When I announced our poetry unit to my high school freshmen, I was met with loud sighs and groans. While I was disheartened by the reaction, I was not surprised. I remember feeling similarly about poetry when I was their age. Poetry was difficult, boring, coded, dated, and not relatable. When I look at the literary canon—Walt Whitman, Robert Frost, Edgar Allan Poe, and others—that reaction makes sense. The poets that students are so often exposed to are overwhelmingly male, white, straight, and, well, dead.
We shouldn’t necessarily stop teaching these poets, but we also shouldn’t let this canon limit how we define poetry, nor should we automatically make these poets the default.

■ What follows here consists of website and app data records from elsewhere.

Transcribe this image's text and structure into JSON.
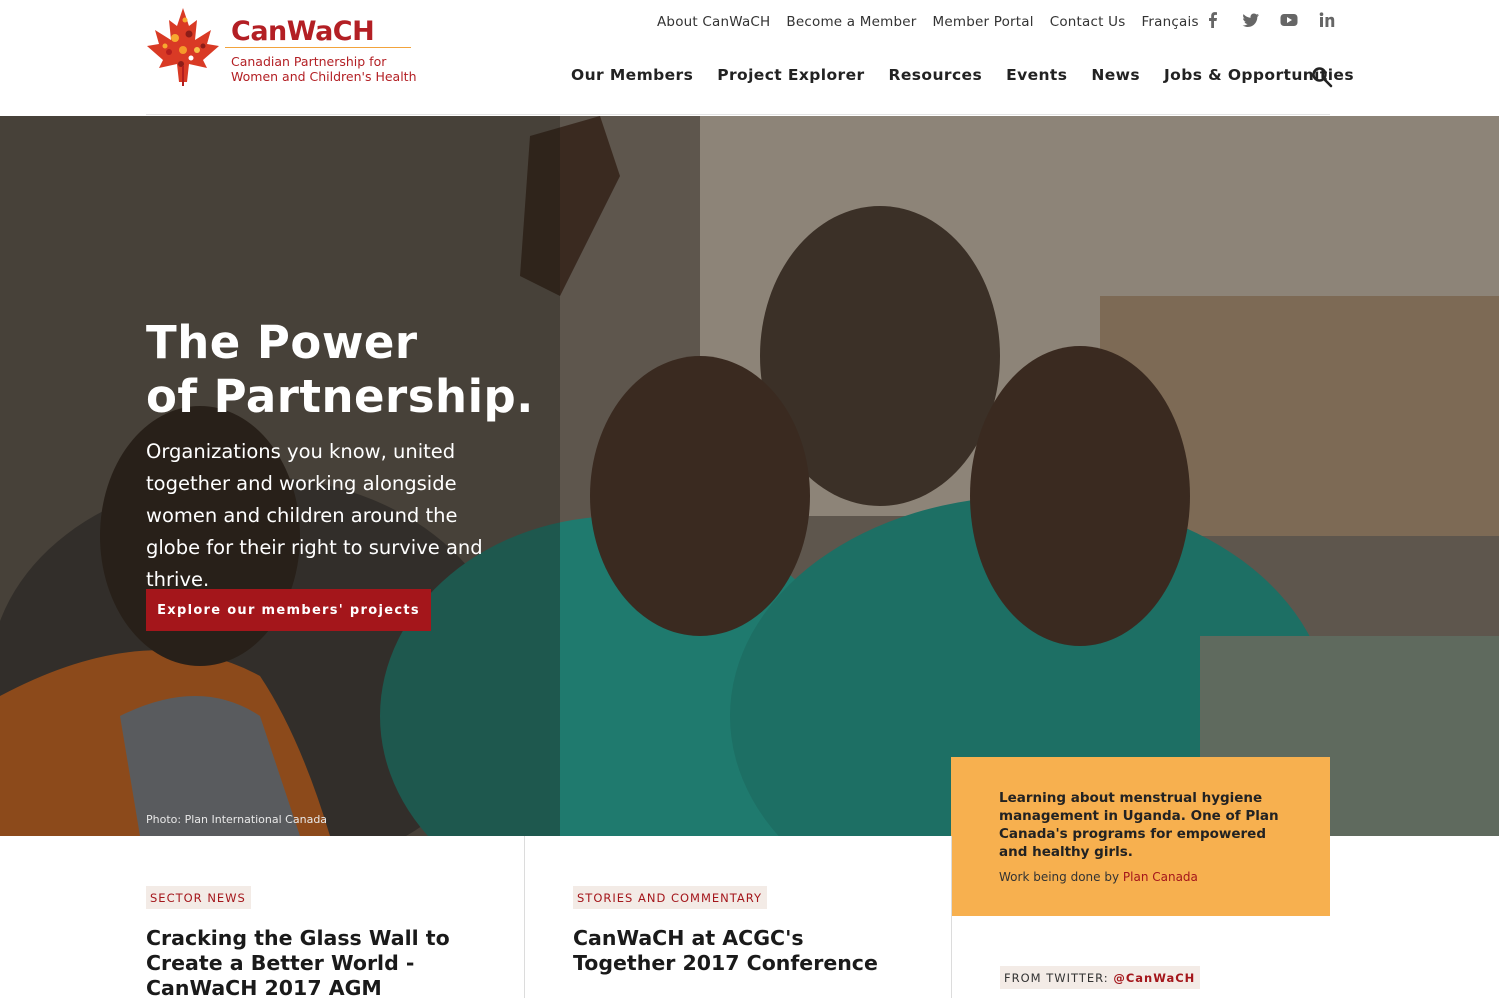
{
  "brand": {
    "name": "CanWaCH",
    "subtitle_line1": "Canadian Partnership for",
    "subtitle_line2": "Women and Children's Health",
    "color": "#b31f24"
  },
  "top_nav": [
    "About CanWaCH",
    "Become a Member",
    "Member Portal",
    "Contact Us",
    "Français"
  ],
  "social_icons": [
    "facebook-icon",
    "twitter-icon",
    "youtube-icon",
    "linkedin-icon"
  ],
  "main_nav": [
    "Our Members",
    "Project Explorer",
    "Resources",
    "Events",
    "News",
    "Jobs & Opportunities"
  ],
  "hero": {
    "title_line1": "The Power",
    "title_line2": "of Partnership.",
    "subtitle": "Organizations you know, united together and working alongside women and children around the globe for their right to survive and thrive.",
    "cta_label": "Explore our members' projects",
    "photo_credit": "Photo: Plan International Canada"
  },
  "callout": {
    "text": "Learning about menstrual hygiene management in Uganda. One of Plan Canada's programs for empowered and healthy girls.",
    "credit_prefix": "Work being done by",
    "credit_link": "Plan Canada",
    "background": "#f7b04f"
  },
  "articles": [
    {
      "tag": "SECTOR NEWS",
      "title": "Cracking the Glass Wall to Create a Better World - CanWaCH 2017 AGM"
    },
    {
      "tag": "STORIES AND COMMENTARY",
      "title": "CanWaCH at ACGC's Together 2017 Conference"
    }
  ],
  "twitter": {
    "prefix": "FROM TWITTER:",
    "handle": "@CanWaCH"
  },
  "colors": {
    "accent": "#a4161b",
    "tag_bg": "#f3ebe6"
  }
}
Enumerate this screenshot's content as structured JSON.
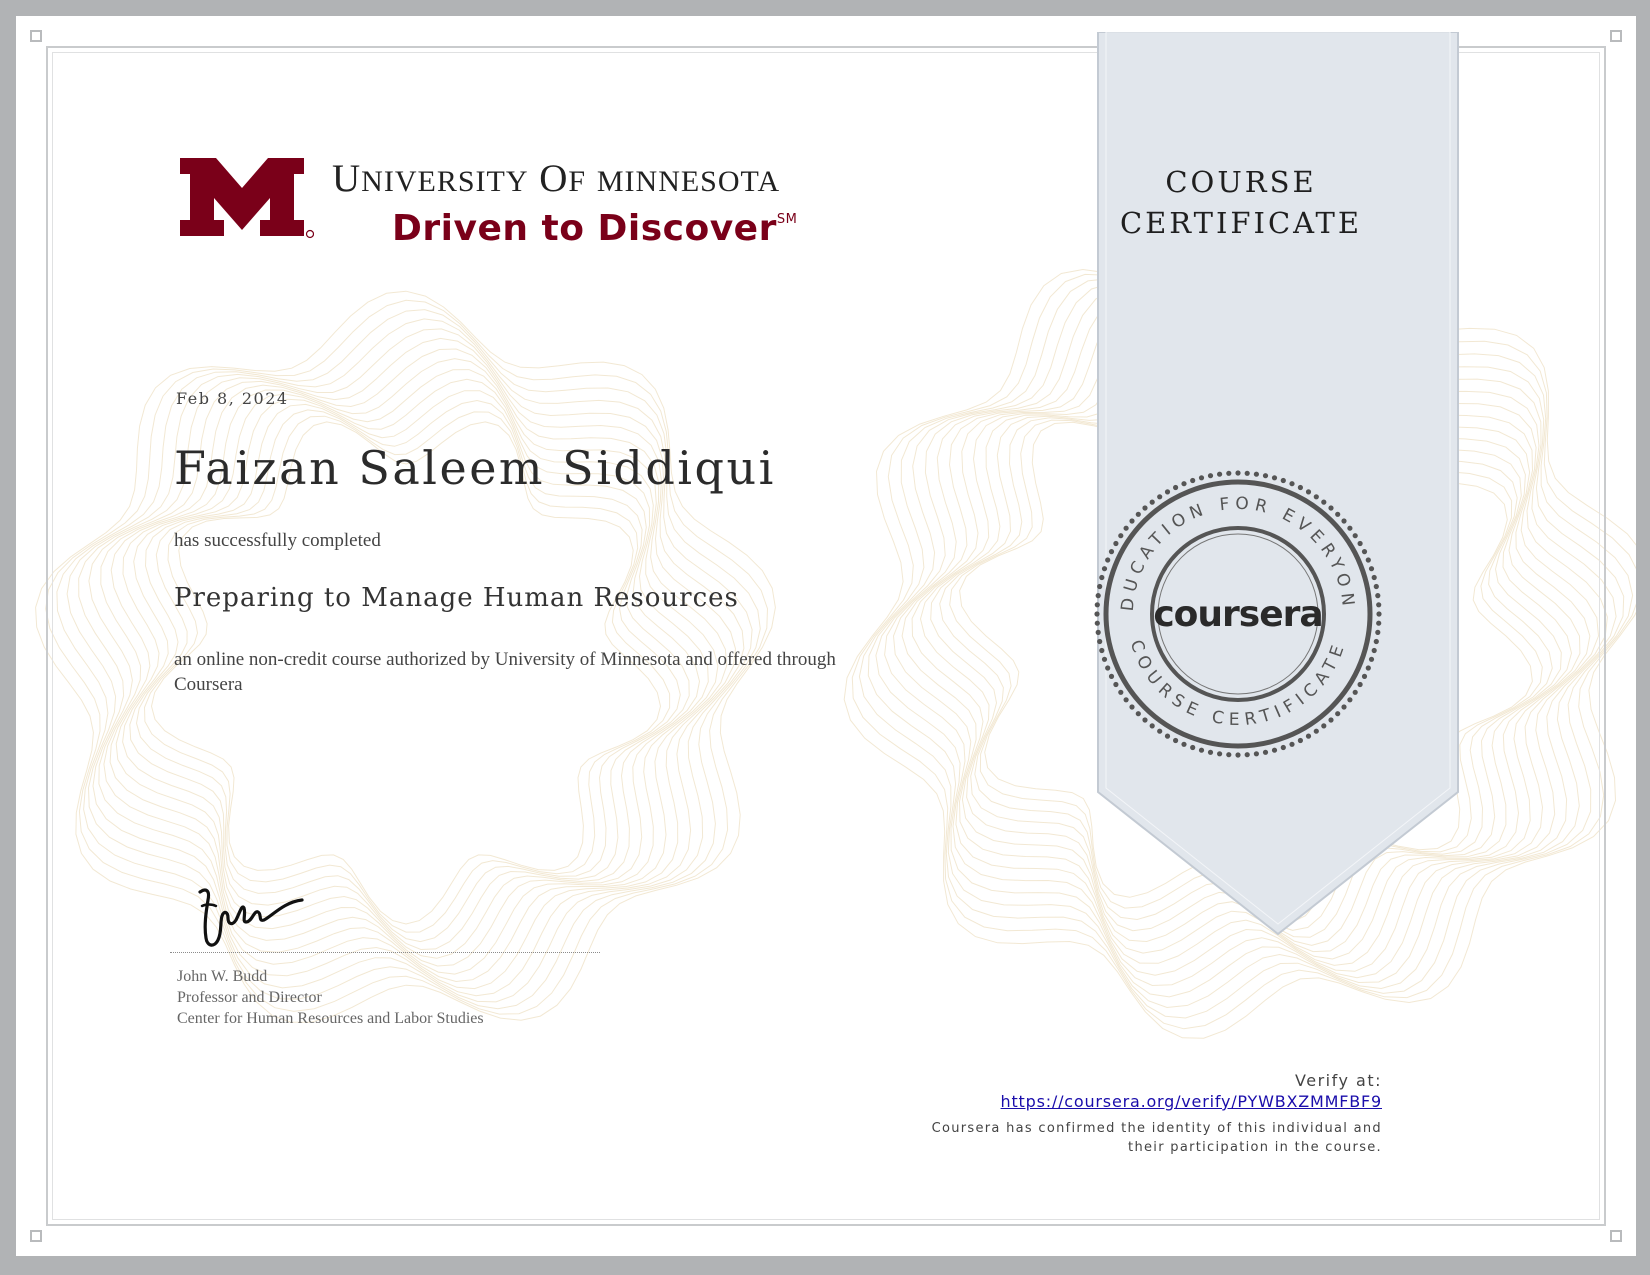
{
  "brand": {
    "university_name": "University of Minnesota",
    "tagline": "Driven to Discover",
    "tagline_mark": "SM",
    "logo_color": "#7a0019"
  },
  "certificate": {
    "title_line1": "COURSE",
    "title_line2": "CERTIFICATE",
    "date": "Feb 8, 2024",
    "learner_name": "Faizan Saleem Siddiqui",
    "completed_text": "has successfully completed",
    "course_name": "Preparing to Manage Human Resources",
    "description": "an online non-credit course authorized by University of Minnesota and offered through Coursera"
  },
  "signer": {
    "name": "John W. Budd",
    "title": "Professor and Director",
    "department": "Center for Human Resources and Labor Studies"
  },
  "seal": {
    "top_text": "EDUCATION FOR EVERYONE",
    "bottom_text": "COURSE CERTIFICATE",
    "wordmark": "coursera"
  },
  "verify": {
    "label": "Verify at:",
    "url": "https://coursera.org/verify/PYWBXZMMFBF9",
    "confirmation": "Coursera has confirmed the identity of this individual and their participation in the course."
  },
  "colors": {
    "ribbon": "#e1e6ec",
    "link": "#1a0dab"
  }
}
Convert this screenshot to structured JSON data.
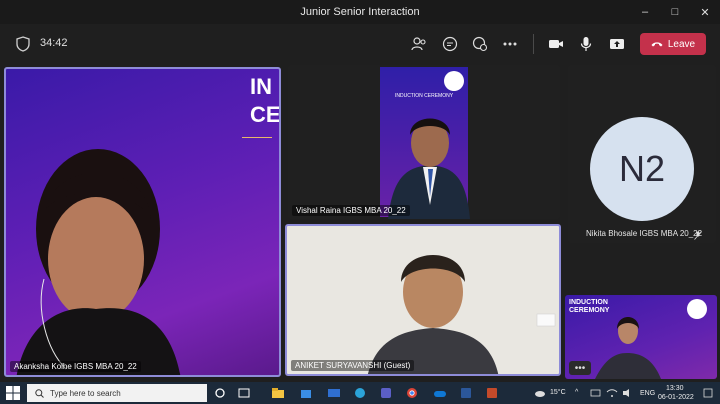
{
  "window": {
    "title": "Junior Senior Interaction",
    "controls": [
      "–",
      "□",
      "✕"
    ]
  },
  "toolbar": {
    "timer": "34:42",
    "leave_label": "Leave",
    "icons": [
      "participants-icon",
      "chat-icon",
      "reactions-icon",
      "more-icon",
      "camera-icon",
      "mic-icon",
      "share-icon"
    ]
  },
  "participants": {
    "akanksha": {
      "name": "Akanksha Kolhe IGBS MBA 20_22"
    },
    "vishal": {
      "name": "Vishal Raina IGBS MBA 20_22"
    },
    "nikita": {
      "name": "Nikita Bhosale IGBS MBA 20_22",
      "initials": "N2"
    },
    "aniket": {
      "name": "ANIKET SURYAVANSHI (Guest)"
    },
    "overflow": {
      "more_label": "•••"
    }
  },
  "banners": {
    "akanksha_text": [
      "IN",
      "CE"
    ],
    "induction_title": "INDUCTION CEREMONY",
    "vishal_banner": "INDUCTION CEREMONY"
  },
  "taskbar": {
    "search_placeholder": "Type here to search",
    "weather": "15°C",
    "language": "ENG",
    "time": "13:30",
    "date": "06-01-2022"
  }
}
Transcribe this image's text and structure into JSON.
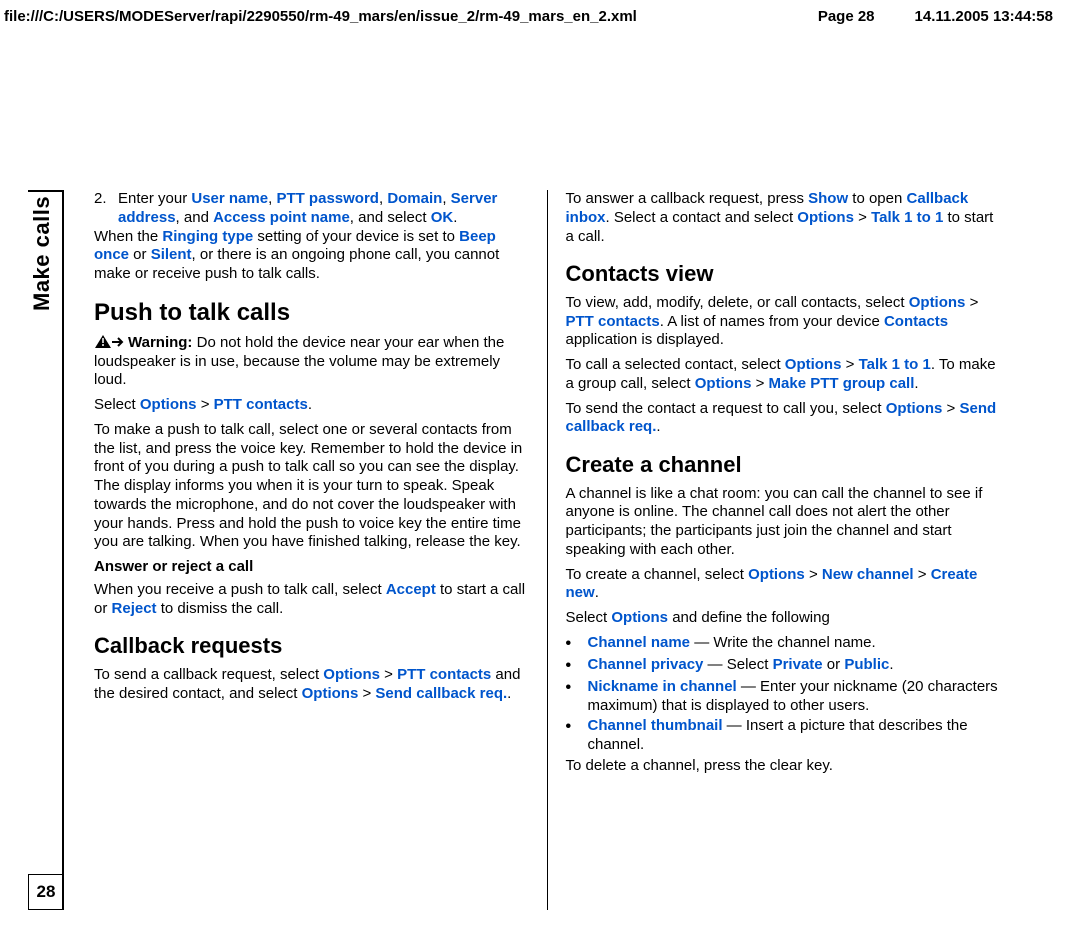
{
  "header": {
    "path": "file:///C:/USERS/MODEServer/rapi/2290550/rm-49_mars/en/issue_2/rm-49_mars_en_2.xml",
    "page": "Page 28",
    "timestamp": "14.11.2005 13:44:58"
  },
  "side_tab": "Make calls",
  "page_number": "28",
  "left": {
    "step_num": "2.",
    "step_txt_a": "Enter your ",
    "user_name": "User name",
    "comma1": ", ",
    "ptt_password": "PTT password",
    "comma2": ", ",
    "domain": "Domain",
    "comma3": ", ",
    "server_address": "Server address",
    "and1": ", and ",
    "apn": "Access point name",
    "and_select": ", and select ",
    "ok": "OK",
    "period1": ".",
    "when_the": "When the ",
    "ringing_type": "Ringing type",
    "ringing_mid": " setting of your device is set to ",
    "beep_once": "Beep once",
    "or": " or ",
    "silent": "Silent",
    "ringing_end": ", or there is an ongoing phone call, you cannot make or receive push to talk calls.",
    "h_ptt_calls": "Push to talk calls",
    "warning_label": "Warning:  ",
    "warning_text": "Do not hold the device near your ear when the loudspeaker is in use, because the volume may be extremely loud.",
    "select": "Select ",
    "options": "Options",
    "gt": " > ",
    "ptt_contacts": " PTT contacts",
    "period2": ".",
    "ptt_call_para": "To make a push to talk call, select one or several contacts from the list, and press the voice key. Remember to hold the device in front of you during a push to talk call so you can see the display. The display informs you when it is your turn to speak. Speak towards the microphone, and do not cover the loudspeaker with your hands. Press and hold the push to voice key the entire time you are talking. When you have finished talking, release the key.",
    "answer_reject_h": "Answer or reject a call",
    "answer_a": "When you receive a push to talk call, select ",
    "accept": "Accept",
    "answer_b": " to start a call or ",
    "reject": "Reject",
    "answer_c": " to dismiss the call.",
    "h_callback": "Callback requests",
    "cb_a": "To send a callback request, select ",
    "cb_b": " and the desired contact, and select ",
    "send_cb_req": "Send callback req.",
    "period3": "."
  },
  "right": {
    "answer_cb_a": "To answer a callback request, press ",
    "show": "Show",
    "answer_cb_b": " to open ",
    "callback_inbox": "Callback inbox",
    "answer_cb_c": ". Select a contact and select ",
    "options": "Options",
    "gt": " > ",
    "talk_1_to_1": "Talk 1 to 1",
    "answer_cb_d": " to start a call.",
    "h_contacts_view": "Contacts view",
    "cv_a": "To view, add, modify, delete, or call contacts, select ",
    "ptt_contacts": " PTT contacts",
    "cv_b": ". A list of names from your device ",
    "contacts": "Contacts",
    "cv_c": " application is displayed.",
    "call_sel_a": "To call a selected contact, select ",
    "talk_1_to_1_b": " Talk 1 to 1",
    "call_sel_b": ". To make a group call, select ",
    "make_ptt_group": " Make PTT group call",
    "period1": ".",
    "send_contact_a": "To send the contact a request to call you, select ",
    "send_cb_req": " Send callback req.",
    "period2": ".",
    "h_create_channel": "Create a channel",
    "channel_desc": "A channel is like a chat room: you can call the channel to see if anyone is online. The channel call does not alert the other participants; the participants just join the channel and start speaking with each other.",
    "create_ch_a": "To create a channel, select ",
    "new_channel": " New channel",
    "create_new": "Create new",
    "period3": ".",
    "select_opts_define": "Select ",
    "define_following": " and define the following",
    "channel_name": "Channel name",
    "channel_name_desc": "  — Write the channel name.",
    "channel_privacy": "Channel privacy",
    "channel_privacy_a": "  — Select ",
    "private": "Private",
    "or": " or ",
    "public": "Public",
    "period4": ".",
    "nickname": "Nickname in channel",
    "nickname_desc": "  — Enter your nickname (20 characters maximum) that is displayed to other users.",
    "thumbnail": "Channel thumbnail",
    "thumbnail_desc": "  — Insert a picture that describes the channel.",
    "delete_channel": "To delete a channel, press the clear key."
  }
}
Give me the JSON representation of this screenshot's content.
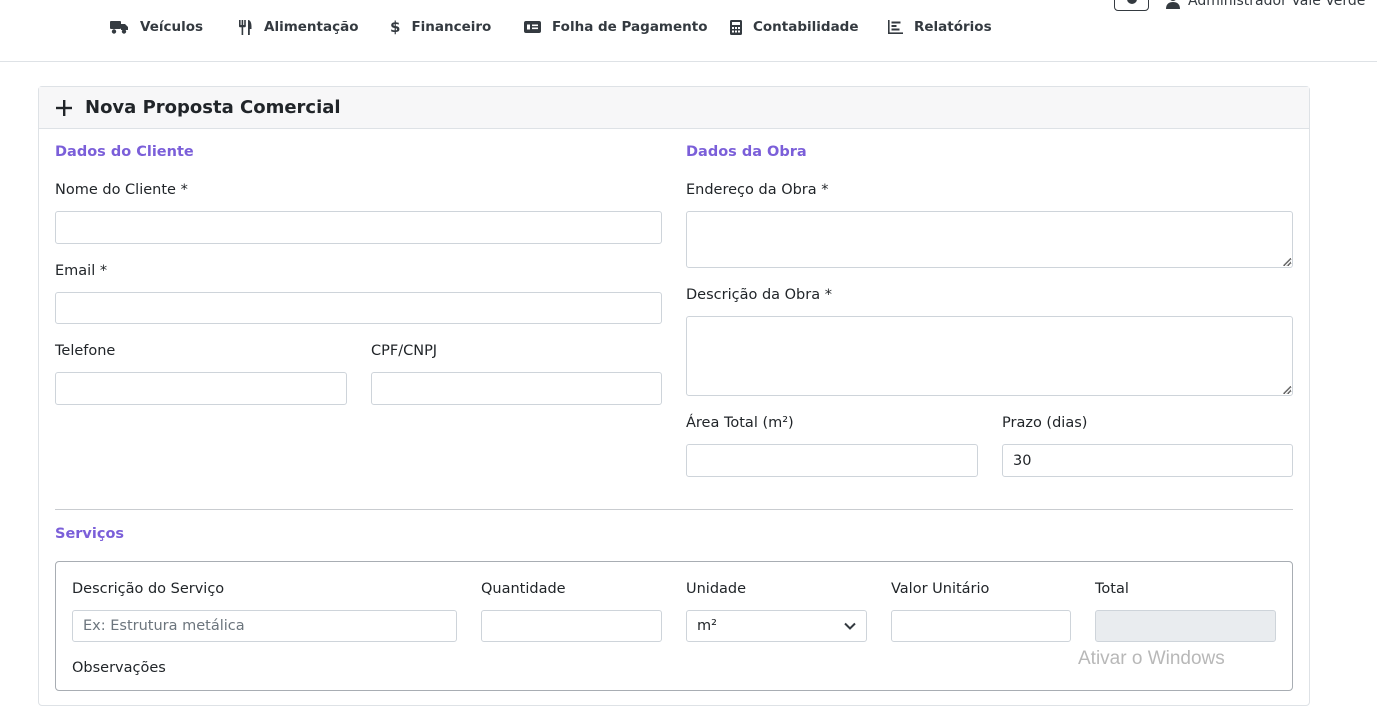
{
  "nav": {
    "items": [
      {
        "label": "Veículos",
        "icon": "truck-icon"
      },
      {
        "label": "Alimentação",
        "icon": "utensils-icon"
      },
      {
        "label": "Financeiro",
        "icon": "dollar-icon"
      },
      {
        "label": "Folha de Pagamento",
        "icon": "money-check-icon"
      },
      {
        "label": "Contabilidade",
        "icon": "calculator-icon"
      },
      {
        "label": "Relatórios",
        "icon": "bar-chart-icon"
      }
    ],
    "user_name": "Administrador Vale Verde"
  },
  "card": {
    "title": "Nova Proposta Comercial"
  },
  "client": {
    "section_title": "Dados do Cliente",
    "name_label": "Nome do Cliente *",
    "name_value": "",
    "email_label": "Email *",
    "email_value": "",
    "phone_label": "Telefone",
    "phone_value": "",
    "doc_label": "CPF/CNPJ",
    "doc_value": ""
  },
  "work": {
    "section_title": "Dados da Obra",
    "address_label": "Endereço da Obra *",
    "address_value": "",
    "description_label": "Descrição da Obra *",
    "description_value": "",
    "area_label": "Área Total (m²)",
    "area_value": "",
    "deadline_label": "Prazo (dias)",
    "deadline_value": "30"
  },
  "services": {
    "section_title": "Serviços",
    "description_label": "Descrição do Serviço",
    "description_placeholder": "Ex: Estrutura metálica",
    "quantity_label": "Quantidade",
    "quantity_value": "",
    "unit_label": "Unidade",
    "unit_selected": "m²",
    "unit_price_label": "Valor Unitário",
    "unit_price_value": "",
    "total_label": "Total",
    "total_value": "",
    "notes_label": "Observações"
  },
  "watermark": "Ativar o Windows",
  "colors": {
    "section_accent": "#7b5fd9",
    "border": "#ced4da",
    "header_bg": "#f7f7f8"
  }
}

Teaching ninth grade English language arts at a public high school in Los Angeles, I was looking for ways to better help students connect and engage with the magic of poetry. I was thrilled to find a movement on Twitter called #TeachLivingPoets and was inspired by it. I was excited to demonstrate to my students that poetry does not exist solely as an artifact of the past—it’s happening now.
By teaching living poets, we not only provide more modern and relatable content for students to analyze, discuss, and write about, but also remind them that they too are poets. When students read relatable poetry, it helps them view themselves as creative artists as well.
When I began this poetry unit, my first goal was for each student to find just one poem that they connected with and loved—no easy feat. I had several students who were particularly resistant to the idea of poetry. So I decided on a few introductory activities, starting with poetry blind dating, to promote student discovery and student choice in this process.
Poetry Blind Dating
Inspired by one of the many resources and posts on the Teach Living Poets website, I decorated my room with flowers and (fake) candles and put on some romantic music. Around the room, I had eight stations, each with multiple copies of a poem by a living poet. The copies were folded so students could not initially see the poems. On each desk, I put a list of keywords from the poem. I told students to walk around the room and look for any keywords that jumped out at them. If they found keywords that intrigued them, they were invited to go on a “date” with that poem by reading it quietly to themselves. I asked them to go on at least three “dates.”
Afterward, they picked one poem they wanted to explore further. After choosing, they did research on the poet and answered some analytical questions to delve deeper in their critical thinking. A few things they explored:
- The SOAPSTone technique for reading
- The poem’s central theme
- A meaningful line or verse
This playful activity allowed students to engage in kinesthetic learning, and gave them the power to choose which poem they wanted to explore more deeply, while also exposing them to several different poets and style of poetry. I asked students to write down some of their reactions to the activity. Here are some of the responses:
- “I have always disliked [poetry], I thought it was corny and boring. Now it is one of my favorite things to do in English.”
- “I’ve always loved poetry, but these past few weeks really invigorated my passion for it.”
- “I found out that poetry is kind of fun.” (This is from one of my most resistant students.)
Before I started the poetry unit, my students created a word cloud of terms that came to mind when they thought of poetry. The most common words: rhyme, difficult, bad, dumb. After the poetry unit, they shared such words as powerful, beauty, fun, art.
Living Poets Who Inspire
While there are many moving and talented living poets out there, here are a handful who have performed particularly well with my students, with the titles of one of their collections:
- Clint Smith: Counting Descent
- Sarah Kay: No Matter the Wreckage
- José Olivarez: Citizen Illegal
- Rupi Kaur: milk and honey
- Eve L. Ewing: Electric Arches
- Hanif Abdurraqib: The Crown Ain’t Worth Much
- Fatimah Asghar: If They Come for Us
If your students are still not connecting with poetry, challenge them to research other living poets. Allow them the freedom to take charge of their own learning and explore poetry on their own—not just who and what you have provided for them. Let them step inside the ever-expanding world of poetry and share poems they find (or write!) with others in the class.
Why Poetry Matters
When we teach poetry, we really must stop and reflect on the purposes of these lessons. Why poetry? Why teach, read, or write poetry at all? Poetry connects us in ways that many other types of texts do not. It moves us. It expands our worldview. It challenges societal norms and expectations. And it reminds us that we are not alone. That words are beautiful, and powerful, and meaningful. And this beauty, power, and meaning are not limited to the past.
Poetry is living. It is breathing. It is happening all around us. All we need to do as educators is open that door for students, and bring our classrooms alive with living poets.